2017 Report on Resident Physicians’
Summary & Insights
Surprisingly, ‘having enough money to retire’ is already a top concern for U.S. resident physicians, surpassed only by ‘paying off medical school debt,’ but ahead of ‘paying for their children’s education.’
U.S. Resident Physicians' Top Financial Concerns
Source: 2017 Report on U.S. Physicians’ Financial Preparedness – Resident Segment. N=2,502. Multiple answers permitted.
As the newest generation of clinicians, today’s residents will begin their careers as practicing physicians in a very different clinical and business environment compared to previous generations of doctors.
“Financial stressors occur early and often during residency,” says Denise S. Friday, Vice President of AMA Insurance, a subsidiary of the AMA. From staggering debt loads, to low salaries and long hours, residents face a complex personal financial situation now and into the near future. This is especially true of the nearly half of residents who are already married, and a quarter who have already started their family.
5 Essential Moves to Make in Residency
Armed with the data from the report and questions from residents, we asked professional financial advisor, Allan Phillips, Certified Financial Planner™ with Taylor Wealth Solutions, and a member of the AMAI Physicians Financial Partners program to share advice with residents and other young physicians.
In 5 Essential Financial Moves to Make in Residency, Allan outlines tips and “must-do’s” for residents related to budgeting, income protection, debt repayment, investing for retirement and more.
Established Physician Advice
We also continued our tradition of asking established physicians to share their advice on personal finances with today’s residents. As usual, their advice runs from the practical, to the philosophical. We hope you find these insightful and inspiring.
We look forward to your comments and feedback.
Other Resources and Links for Residents
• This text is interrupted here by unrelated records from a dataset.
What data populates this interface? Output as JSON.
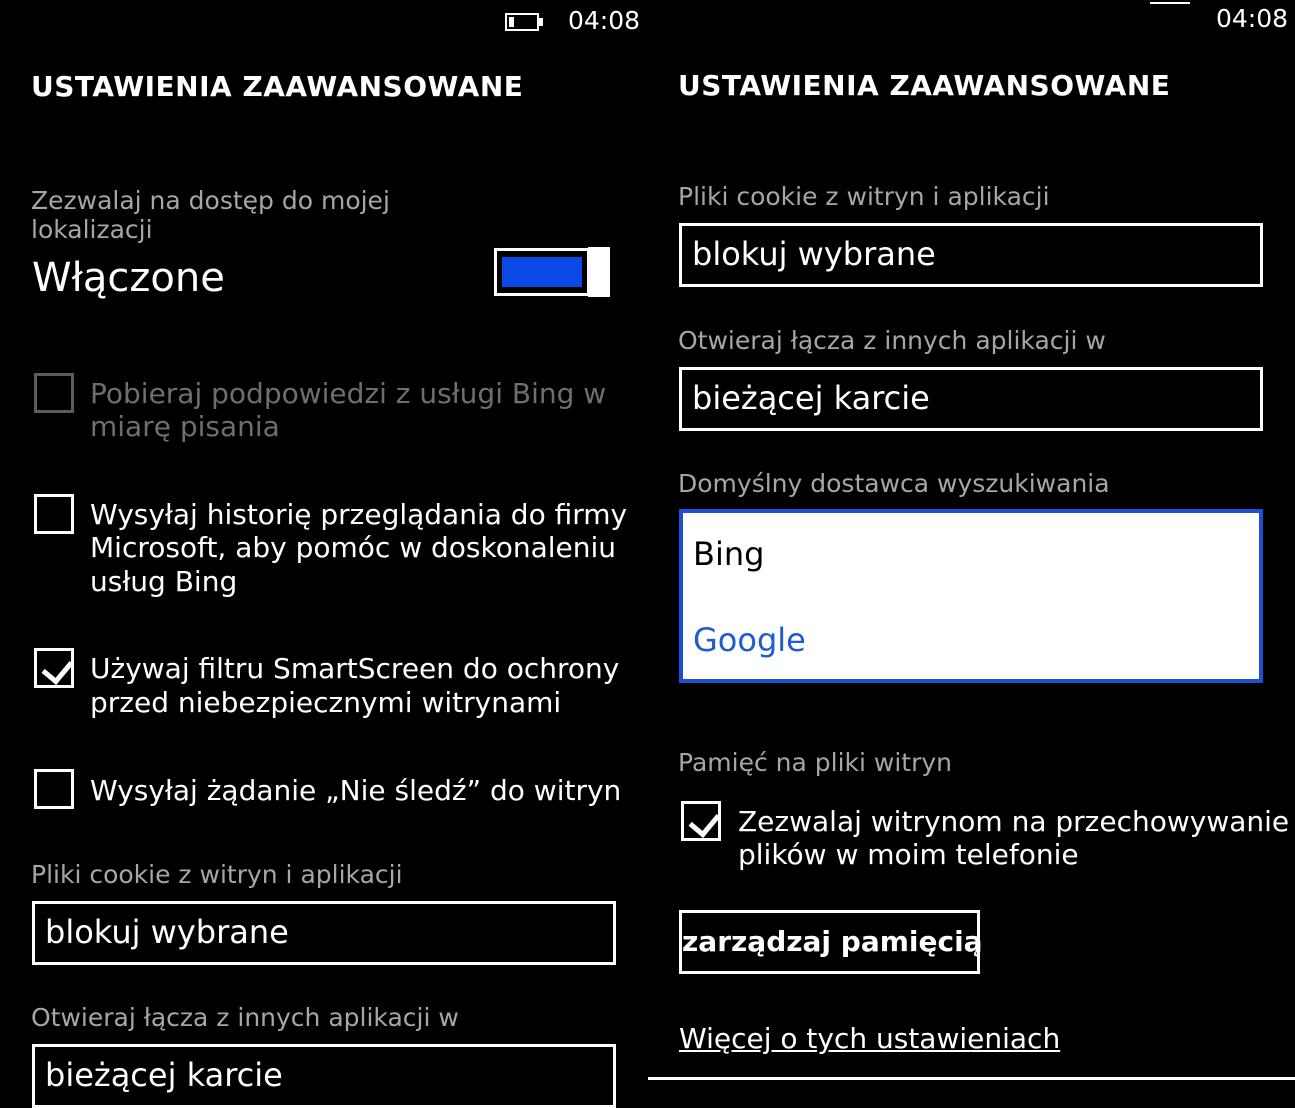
{
  "left": {
    "status": {
      "time": "04:08",
      "battery_icon": "battery-icon"
    },
    "title": "USTAWIENIA ZAAWANSOWANE",
    "location": {
      "label_line1": "Zezwalaj na dostęp do mojej",
      "label_line2": "lokalizacji",
      "value": "Włączone",
      "toggle_on": true,
      "accent": "#0b49e6"
    },
    "bing_suggestions": {
      "line1": "Pobieraj podpowiedzi z usługi Bing w",
      "line2": "miarę pisania",
      "checked": false,
      "enabled": false
    },
    "send_history": {
      "line1": "Wysyłaj historię przeglądania do firmy",
      "line2": "Microsoft, aby pomóc w doskonaleniu",
      "line3": "usług Bing",
      "checked": false
    },
    "smartscreen": {
      "line1": "Używaj filtru SmartScreen do ochrony",
      "line2": "przed niebezpiecznymi witrynami",
      "checked": true
    },
    "do_not_track": {
      "line1": "Wysyłaj żądanie „Nie śledź” do witryn",
      "checked": false
    },
    "cookies": {
      "label": "Pliki cookie z witryn i aplikacji",
      "value": "blokuj wybrane"
    },
    "open_links": {
      "label": "Otwieraj łącza z innych aplikacji w",
      "value": "bieżącej karcie"
    }
  },
  "right": {
    "status": {
      "time": "04:08"
    },
    "title": "USTAWIENIA ZAAWANSOWANE",
    "cookies": {
      "label": "Pliki cookie z witryn i aplikacji",
      "value": "blokuj wybrane"
    },
    "open_links": {
      "label": "Otwieraj łącza z innych aplikacji w",
      "value": "bieżącej karcie"
    },
    "search_provider": {
      "label": "Domyślny dostawca wyszukiwania",
      "options": [
        "Bing",
        "Google"
      ],
      "highlighted": "Google",
      "highlight_color": "#1f5bd1",
      "border_color": "#1d4fd6"
    },
    "storage": {
      "label": "Pamięć na pliki witryn",
      "allow_line1": "Zezwalaj witrynom na przechowywanie",
      "allow_line2": "plików w moim telefonie",
      "checked": true,
      "manage_button": "zarządzaj pamięcią"
    },
    "more_link": "Więcej o tych ustawieniach"
  }
}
AMA-Sponsored Disability Insurance for Residents
Now resident physicians can add up to $5,000 monthly own-specialty disability protection regardless of current salary.